Russian President Vladimir Putin sharply criticized Western powers on Thursday for their inability to sufficiently plan for the future of Syria without its president, Bashar Assad, and what to do if terrorists come to power in the country.
Speaking at a meeting of the annual Valdai Discussion Club, which includes high-level Russian officials and foreign political scientists, Putin said he had discussed such Syria issues with his Western counterparts and received only a vague and uncertain response to his questions about their future plans for the war-torn country.
“When I have discussions with my [Western] colleagues, I say: All right, in essence, you want to take their [the terrorists’] side and help them to come to power, but then what?” he said, noting that the United States and its allies had acknowledged the fact that al-Qaida-linked groups are part of the forces fighting Assad’s regime in Syria.
“What are you going to do – take a newspaper and slap them away from this power? But it’s impossible, we know it’s impossible, it just can’t be done,” Putin said, citing the failure of Western attempts to instill democracy in Iraq and Libya though military intervention.
According to a recent study by London-based defense consultancy IHS Jane’s, one-tenth of the 100,000 rebels battling the Syrian government are part of factions linked to al-Qaida. Radical Islamist factions are pushing for domination over secular rebel groups, the report said.

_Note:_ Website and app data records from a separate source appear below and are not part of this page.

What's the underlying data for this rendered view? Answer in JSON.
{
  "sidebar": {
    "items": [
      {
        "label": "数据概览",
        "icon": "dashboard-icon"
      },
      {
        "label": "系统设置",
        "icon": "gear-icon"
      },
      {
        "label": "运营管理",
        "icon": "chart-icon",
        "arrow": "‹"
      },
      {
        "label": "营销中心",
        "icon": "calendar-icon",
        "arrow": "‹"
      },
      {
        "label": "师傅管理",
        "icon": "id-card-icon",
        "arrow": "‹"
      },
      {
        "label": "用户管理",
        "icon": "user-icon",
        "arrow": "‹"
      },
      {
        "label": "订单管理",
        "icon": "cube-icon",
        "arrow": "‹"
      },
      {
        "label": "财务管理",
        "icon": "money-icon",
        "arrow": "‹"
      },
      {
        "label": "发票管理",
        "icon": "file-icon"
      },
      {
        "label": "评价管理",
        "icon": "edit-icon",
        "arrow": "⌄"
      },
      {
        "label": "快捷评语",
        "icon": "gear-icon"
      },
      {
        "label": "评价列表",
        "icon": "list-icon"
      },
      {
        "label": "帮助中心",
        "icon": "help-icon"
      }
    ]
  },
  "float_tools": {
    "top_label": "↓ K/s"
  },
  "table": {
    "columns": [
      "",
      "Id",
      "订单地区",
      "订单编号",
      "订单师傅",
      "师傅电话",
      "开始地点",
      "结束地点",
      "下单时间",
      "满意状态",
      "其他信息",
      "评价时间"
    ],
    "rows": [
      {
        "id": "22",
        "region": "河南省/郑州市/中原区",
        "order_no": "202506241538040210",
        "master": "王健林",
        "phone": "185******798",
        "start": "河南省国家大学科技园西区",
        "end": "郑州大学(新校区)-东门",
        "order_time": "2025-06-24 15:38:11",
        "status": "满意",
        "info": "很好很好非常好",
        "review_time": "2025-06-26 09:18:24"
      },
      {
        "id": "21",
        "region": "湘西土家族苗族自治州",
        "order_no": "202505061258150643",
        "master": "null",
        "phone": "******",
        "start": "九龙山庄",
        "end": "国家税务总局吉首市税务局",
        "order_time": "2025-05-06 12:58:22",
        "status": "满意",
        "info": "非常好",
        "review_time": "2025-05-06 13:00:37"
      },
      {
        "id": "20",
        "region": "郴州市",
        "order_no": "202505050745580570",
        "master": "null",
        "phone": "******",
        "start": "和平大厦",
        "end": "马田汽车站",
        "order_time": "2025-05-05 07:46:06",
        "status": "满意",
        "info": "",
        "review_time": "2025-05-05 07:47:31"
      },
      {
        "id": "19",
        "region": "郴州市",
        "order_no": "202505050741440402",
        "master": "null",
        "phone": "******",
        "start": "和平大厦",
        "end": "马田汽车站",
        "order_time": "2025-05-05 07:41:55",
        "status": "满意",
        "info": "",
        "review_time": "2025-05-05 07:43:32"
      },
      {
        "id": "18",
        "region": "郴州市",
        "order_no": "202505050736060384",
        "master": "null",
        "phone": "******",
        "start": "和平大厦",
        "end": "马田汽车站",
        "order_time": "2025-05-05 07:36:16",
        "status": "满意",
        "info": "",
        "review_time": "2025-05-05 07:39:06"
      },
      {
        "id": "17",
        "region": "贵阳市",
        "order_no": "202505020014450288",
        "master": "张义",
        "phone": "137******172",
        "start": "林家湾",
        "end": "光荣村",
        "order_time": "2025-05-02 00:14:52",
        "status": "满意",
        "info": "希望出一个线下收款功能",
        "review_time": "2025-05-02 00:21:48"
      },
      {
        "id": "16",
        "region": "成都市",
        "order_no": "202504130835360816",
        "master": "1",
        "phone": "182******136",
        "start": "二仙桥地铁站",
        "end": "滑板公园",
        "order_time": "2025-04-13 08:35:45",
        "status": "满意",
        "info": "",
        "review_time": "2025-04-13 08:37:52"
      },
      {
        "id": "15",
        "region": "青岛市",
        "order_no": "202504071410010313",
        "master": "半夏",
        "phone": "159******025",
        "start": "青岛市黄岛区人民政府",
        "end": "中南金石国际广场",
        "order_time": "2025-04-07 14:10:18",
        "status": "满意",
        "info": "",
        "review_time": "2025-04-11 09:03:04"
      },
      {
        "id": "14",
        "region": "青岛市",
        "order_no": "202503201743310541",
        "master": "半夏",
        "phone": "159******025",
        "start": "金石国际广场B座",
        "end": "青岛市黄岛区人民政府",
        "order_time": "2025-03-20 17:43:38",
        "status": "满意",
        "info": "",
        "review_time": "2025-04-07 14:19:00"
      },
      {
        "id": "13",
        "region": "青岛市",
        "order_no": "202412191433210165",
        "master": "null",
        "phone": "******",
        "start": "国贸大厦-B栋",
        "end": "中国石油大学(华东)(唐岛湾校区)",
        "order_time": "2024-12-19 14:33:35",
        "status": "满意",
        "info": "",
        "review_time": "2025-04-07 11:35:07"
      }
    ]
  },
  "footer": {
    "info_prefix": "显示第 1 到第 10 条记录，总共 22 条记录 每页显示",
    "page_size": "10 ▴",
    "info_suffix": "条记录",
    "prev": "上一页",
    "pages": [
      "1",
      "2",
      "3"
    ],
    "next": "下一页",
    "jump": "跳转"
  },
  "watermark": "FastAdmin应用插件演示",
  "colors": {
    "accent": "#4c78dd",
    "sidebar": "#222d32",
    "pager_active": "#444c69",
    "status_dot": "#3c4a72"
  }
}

Putin reiterated that the use of force in Syria could be authorized only by the UN Security Council rather than as a result of a unilateral decision taken by a country that deems itself “invulnerable.”
Putin said that the consensus on issues of war and peace has been the founding principle of the United Nations and that going against the consensus would undermine the very essence of this international organization.
“It would be a blow to world order, rather than to Syria,” Putin said.
The Russian president reaffirmed that the Syrian crisis could be resolved only through an internal dialogue between the government and opposition forces.
“No matter how hard it would be, we must persuade them to find common points, to come to an agreement, to find the balance of interests,” he said. “Only then may the situation in the country become stable for a long time, or even normalize.”
Putin also pointed out that the use of chemical weapons, which prompted the threat of military intervention in Syria, was most likely a provocation that must be thoroughly investigated.
“If we finally get the answer to the question of who did it, who committed this crime … then we will make the next step,” he said, refusing to blame either side before an indisputable conclusion has been made.
At the same time, he expressed hope that the Syrian government would follow through on its commitment to join the UN Chemical Weapons Convention and destroy its stockpiles of chemical weapons.